* WORK ITEM: In the records below, some lines hold the word "went". Copy each of those lines.

* EXCERPTED RECORDS:
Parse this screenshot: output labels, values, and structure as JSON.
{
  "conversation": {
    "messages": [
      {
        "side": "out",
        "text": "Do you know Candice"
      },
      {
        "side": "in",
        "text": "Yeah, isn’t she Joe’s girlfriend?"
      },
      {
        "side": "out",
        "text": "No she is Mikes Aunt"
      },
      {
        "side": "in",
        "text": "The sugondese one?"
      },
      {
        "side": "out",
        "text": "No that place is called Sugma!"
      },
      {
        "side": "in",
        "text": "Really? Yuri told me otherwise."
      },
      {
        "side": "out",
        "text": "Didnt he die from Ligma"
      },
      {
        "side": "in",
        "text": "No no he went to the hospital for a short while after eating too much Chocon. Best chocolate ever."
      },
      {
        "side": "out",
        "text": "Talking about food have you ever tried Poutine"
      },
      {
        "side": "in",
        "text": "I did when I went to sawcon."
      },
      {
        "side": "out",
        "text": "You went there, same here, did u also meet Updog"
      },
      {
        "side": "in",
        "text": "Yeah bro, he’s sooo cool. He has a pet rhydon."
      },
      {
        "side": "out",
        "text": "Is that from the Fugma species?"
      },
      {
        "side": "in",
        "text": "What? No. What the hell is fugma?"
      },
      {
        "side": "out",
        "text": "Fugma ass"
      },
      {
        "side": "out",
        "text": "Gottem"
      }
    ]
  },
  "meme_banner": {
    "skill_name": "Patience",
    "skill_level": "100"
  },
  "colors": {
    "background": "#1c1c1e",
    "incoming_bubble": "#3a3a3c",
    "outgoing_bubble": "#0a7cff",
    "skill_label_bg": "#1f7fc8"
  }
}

* WRITTEN SOLUTION:
        "text": "No no he went to the hospital for a short while after eating too much Chocon. Best chocolate ever."
        "text": "I did when I went to sawcon."
        "text": "You went there, same here, did u also meet Updog"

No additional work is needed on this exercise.